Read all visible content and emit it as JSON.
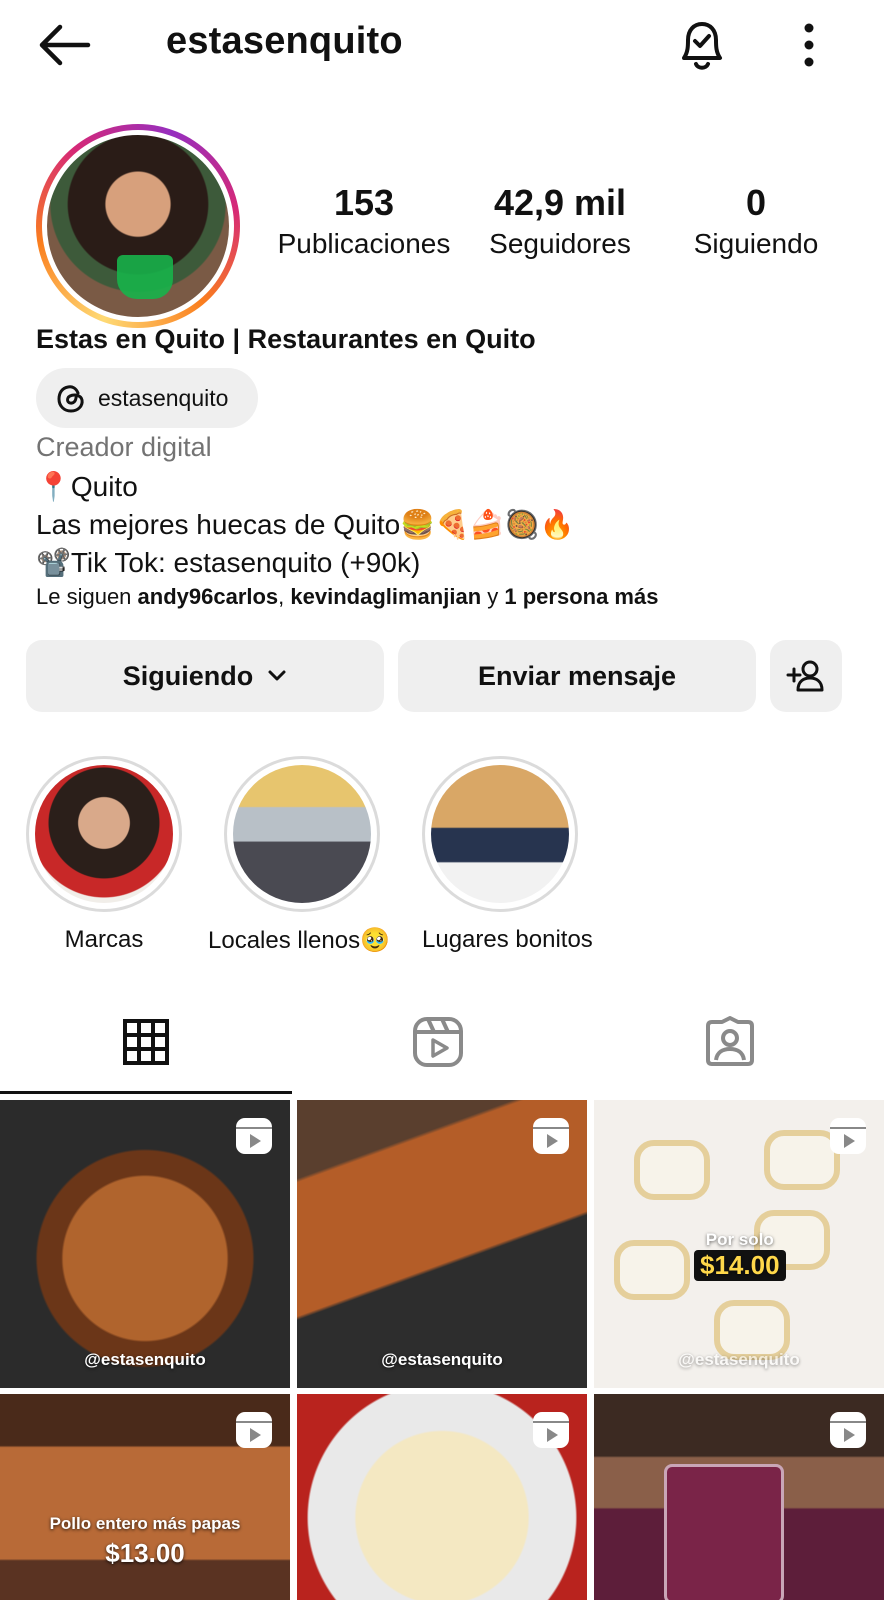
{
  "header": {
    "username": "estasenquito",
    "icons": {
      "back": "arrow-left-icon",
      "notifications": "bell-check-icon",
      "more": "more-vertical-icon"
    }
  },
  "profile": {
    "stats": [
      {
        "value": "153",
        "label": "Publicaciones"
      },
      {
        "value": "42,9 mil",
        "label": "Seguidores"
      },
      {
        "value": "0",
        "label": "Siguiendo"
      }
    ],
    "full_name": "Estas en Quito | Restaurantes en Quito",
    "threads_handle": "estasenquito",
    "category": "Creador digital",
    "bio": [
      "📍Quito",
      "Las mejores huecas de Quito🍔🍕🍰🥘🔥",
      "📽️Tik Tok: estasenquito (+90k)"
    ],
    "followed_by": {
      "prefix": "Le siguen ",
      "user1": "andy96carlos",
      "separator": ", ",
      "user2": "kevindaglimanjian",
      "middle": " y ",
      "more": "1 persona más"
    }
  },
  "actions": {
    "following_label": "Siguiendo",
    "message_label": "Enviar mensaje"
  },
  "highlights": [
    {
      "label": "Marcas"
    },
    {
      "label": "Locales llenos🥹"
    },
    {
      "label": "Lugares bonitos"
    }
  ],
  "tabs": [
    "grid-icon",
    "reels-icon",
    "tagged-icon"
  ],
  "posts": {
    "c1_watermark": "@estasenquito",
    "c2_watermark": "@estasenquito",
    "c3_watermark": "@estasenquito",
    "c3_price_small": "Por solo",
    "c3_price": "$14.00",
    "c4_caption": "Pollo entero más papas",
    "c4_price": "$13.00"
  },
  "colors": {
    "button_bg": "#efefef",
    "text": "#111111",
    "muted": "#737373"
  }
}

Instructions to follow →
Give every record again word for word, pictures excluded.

Answer to this problem →
Read all visible content and emit it as JSON.
{
  "header": {
    "username": "estasenquito",
    "icons": {
      "back": "arrow-left-icon",
      "notifications": "bell-check-icon",
      "more": "more-vertical-icon"
    }
  },
  "profile": {
    "stats": [
      {
        "value": "153",
        "label": "Publicaciones"
      },
      {
        "value": "42,9 mil",
        "label": "Seguidores"
      },
      {
        "value": "0",
        "label": "Siguiendo"
      }
    ],
    "full_name": "Estas en Quito | Restaurantes en Quito",
    "threads_handle": "estasenquito",
    "category": "Creador digital",
    "bio": [
      "📍Quito",
      "Las mejores huecas de Quito🍔🍕🍰🥘🔥",
      "📽️Tik Tok: estasenquito (+90k)"
    ],
    "followed_by": {
      "prefix": "Le siguen ",
      "user1": "andy96carlos",
      "separator": ", ",
      "user2": "kevindaglimanjian",
      "middle": " y ",
      "more": "1 persona más"
    }
  },
  "actions": {
    "following_label": "Siguiendo",
    "message_label": "Enviar mensaje"
  },
  "highlights": [
    {
      "label": "Marcas"
    },
    {
      "label": "Locales llenos🥹"
    },
    {
      "label": "Lugares bonitos"
    }
  ],
  "tabs": [
    "grid-icon",
    "reels-icon",
    "tagged-icon"
  ],
  "posts": {
    "c1_watermark": "@estasenquito",
    "c2_watermark": "@estasenquito",
    "c3_watermark": "@estasenquito",
    "c3_price_small": "Por solo",
    "c3_price": "$14.00",
    "c4_caption": "Pollo entero más papas",
    "c4_price": "$13.00"
  },
  "colors": {
    "button_bg": "#efefef",
    "text": "#111111",
    "muted": "#737373"
  }
}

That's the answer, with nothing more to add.